=== Begin Enclosure ===

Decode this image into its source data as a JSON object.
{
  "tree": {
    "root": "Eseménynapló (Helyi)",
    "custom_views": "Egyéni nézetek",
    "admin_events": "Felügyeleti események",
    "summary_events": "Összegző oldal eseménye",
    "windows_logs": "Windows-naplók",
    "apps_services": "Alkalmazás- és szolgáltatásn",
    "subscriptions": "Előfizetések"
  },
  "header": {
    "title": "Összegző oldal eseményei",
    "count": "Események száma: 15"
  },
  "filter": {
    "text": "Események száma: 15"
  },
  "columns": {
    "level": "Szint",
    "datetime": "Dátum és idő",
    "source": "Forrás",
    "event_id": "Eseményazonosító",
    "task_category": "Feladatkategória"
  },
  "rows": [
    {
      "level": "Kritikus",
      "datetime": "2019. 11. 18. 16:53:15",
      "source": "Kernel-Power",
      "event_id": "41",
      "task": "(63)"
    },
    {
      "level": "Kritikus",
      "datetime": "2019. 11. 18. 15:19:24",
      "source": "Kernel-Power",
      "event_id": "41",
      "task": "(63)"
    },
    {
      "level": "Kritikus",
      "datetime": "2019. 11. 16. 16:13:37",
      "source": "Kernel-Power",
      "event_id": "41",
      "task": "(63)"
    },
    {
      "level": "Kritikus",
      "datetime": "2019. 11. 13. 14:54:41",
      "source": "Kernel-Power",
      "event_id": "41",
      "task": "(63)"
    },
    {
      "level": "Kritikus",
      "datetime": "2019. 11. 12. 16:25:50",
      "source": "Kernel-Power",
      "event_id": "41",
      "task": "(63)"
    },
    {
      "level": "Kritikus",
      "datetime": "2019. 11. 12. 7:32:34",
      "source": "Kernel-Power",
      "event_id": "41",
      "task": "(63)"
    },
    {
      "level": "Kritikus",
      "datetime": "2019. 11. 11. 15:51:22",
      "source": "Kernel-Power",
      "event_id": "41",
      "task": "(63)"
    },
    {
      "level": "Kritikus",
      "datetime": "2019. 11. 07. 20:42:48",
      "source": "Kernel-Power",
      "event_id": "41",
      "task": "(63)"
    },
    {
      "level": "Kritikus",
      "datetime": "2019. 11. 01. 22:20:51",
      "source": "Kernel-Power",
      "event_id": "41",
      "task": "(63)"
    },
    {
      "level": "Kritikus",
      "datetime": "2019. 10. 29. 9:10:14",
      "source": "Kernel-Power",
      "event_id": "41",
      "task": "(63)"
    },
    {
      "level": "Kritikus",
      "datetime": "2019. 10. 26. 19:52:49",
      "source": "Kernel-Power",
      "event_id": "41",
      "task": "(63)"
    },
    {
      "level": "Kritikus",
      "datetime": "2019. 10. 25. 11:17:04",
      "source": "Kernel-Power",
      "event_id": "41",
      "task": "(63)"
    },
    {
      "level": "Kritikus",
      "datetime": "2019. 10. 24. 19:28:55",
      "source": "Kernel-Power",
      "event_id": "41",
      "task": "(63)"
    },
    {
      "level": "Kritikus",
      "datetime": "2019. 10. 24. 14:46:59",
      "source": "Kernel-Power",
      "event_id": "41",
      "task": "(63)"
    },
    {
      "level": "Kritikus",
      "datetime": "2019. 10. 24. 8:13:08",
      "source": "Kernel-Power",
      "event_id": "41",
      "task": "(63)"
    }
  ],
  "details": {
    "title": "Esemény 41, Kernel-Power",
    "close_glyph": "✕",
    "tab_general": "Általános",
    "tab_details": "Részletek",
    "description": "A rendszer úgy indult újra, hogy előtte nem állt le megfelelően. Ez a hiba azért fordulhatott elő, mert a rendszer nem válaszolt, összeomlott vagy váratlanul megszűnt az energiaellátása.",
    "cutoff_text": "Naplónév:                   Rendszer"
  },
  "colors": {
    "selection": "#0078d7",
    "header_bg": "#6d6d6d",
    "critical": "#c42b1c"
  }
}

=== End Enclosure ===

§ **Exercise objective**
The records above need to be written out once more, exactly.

§ **Solved problem**
Decode this image into its source data as a JSON object.
{
  "tree": {
    "root": "Eseménynapló (Helyi)",
    "custom_views": "Egyéni nézetek",
    "admin_events": "Felügyeleti események",
    "summary_events": "Összegző oldal eseménye",
    "windows_logs": "Windows-naplók",
    "apps_services": "Alkalmazás- és szolgáltatásn",
    "subscriptions": "Előfizetések"
  },
  "header": {
    "title": "Összegző oldal eseményei",
    "count": "Események száma: 15"
  },
  "filter": {
    "text": "Események száma: 15"
  },
  "columns": {
    "level": "Szint",
    "datetime": "Dátum és idő",
    "source": "Forrás",
    "event_id": "Eseményazonosító",
    "task_category": "Feladatkategória"
  },
  "rows": [
    {
      "level": "Kritikus",
      "datetime": "2019. 11. 18. 16:53:15",
      "source": "Kernel-Power",
      "event_id": "41",
      "task": "(63)"
    },
    {
      "level": "Kritikus",
      "datetime": "2019. 11. 18. 15:19:24",
      "source": "Kernel-Power",
      "event_id": "41",
      "task": "(63)"
    },
    {
      "level": "Kritikus",
      "datetime": "2019. 11. 16. 16:13:37",
      "source": "Kernel-Power",
      "event_id": "41",
      "task": "(63)"
    },
    {
      "level": "Kritikus",
      "datetime": "2019. 11. 13. 14:54:41",
      "source": "Kernel-Power",
      "event_id": "41",
      "task": "(63)"
    },
    {
      "level": "Kritikus",
      "datetime": "2019. 11. 12. 16:25:50",
      "source": "Kernel-Power",
      "event_id": "41",
      "task": "(63)"
    },
    {
      "level": "Kritikus",
      "datetime": "2019. 11. 12. 7:32:34",
      "source": "Kernel-Power",
      "event_id": "41",
      "task": "(63)"
    },
    {
      "level": "Kritikus",
      "datetime": "2019. 11. 11. 15:51:22",
      "source": "Kernel-Power",
      "event_id": "41",
      "task": "(63)"
    },
    {
      "level": "Kritikus",
      "datetime": "2019. 11. 07. 20:42:48",
      "source": "Kernel-Power",
      "event_id": "41",
      "task": "(63)"
    },
    {
      "level": "Kritikus",
      "datetime": "2019. 11. 01. 22:20:51",
      "source": "Kernel-Power",
      "event_id": "41",
      "task": "(63)"
    },
    {
      "level": "Kritikus",
      "datetime": "2019. 10. 29. 9:10:14",
      "source": "Kernel-Power",
      "event_id": "41",
      "task": "(63)"
    },
    {
      "level": "Kritikus",
      "datetime": "2019. 10. 26. 19:52:49",
      "source": "Kernel-Power",
      "event_id": "41",
      "task": "(63)"
    },
    {
      "level": "Kritikus",
      "datetime": "2019. 10. 25. 11:17:04",
      "source": "Kernel-Power",
      "event_id": "41",
      "task": "(63)"
    },
    {
      "level": "Kritikus",
      "datetime": "2019. 10. 24. 19:28:55",
      "source": "Kernel-Power",
      "event_id": "41",
      "task": "(63)"
    },
    {
      "level": "Kritikus",
      "datetime": "2019. 10. 24. 14:46:59",
      "source": "Kernel-Power",
      "event_id": "41",
      "task": "(63)"
    },
    {
      "level": "Kritikus",
      "datetime": "2019. 10. 24. 8:13:08",
      "source": "Kernel-Power",
      "event_id": "41",
      "task": "(63)"
    }
  ],
  "details": {
    "title": "Esemény 41, Kernel-Power",
    "close_glyph": "✕",
    "tab_general": "Általános",
    "tab_details": "Részletek",
    "description": "A rendszer úgy indult újra, hogy előtte nem állt le megfelelően. Ez a hiba azért fordulhatott elő, mert a rendszer nem válaszolt, összeomlott vagy váratlanul megszűnt az energiaellátása.",
    "cutoff_text": "Naplónév:                   Rendszer"
  },
  "colors": {
    "selection": "#0078d7",
    "header_bg": "#6d6d6d",
    "critical": "#c42b1c"
  }
}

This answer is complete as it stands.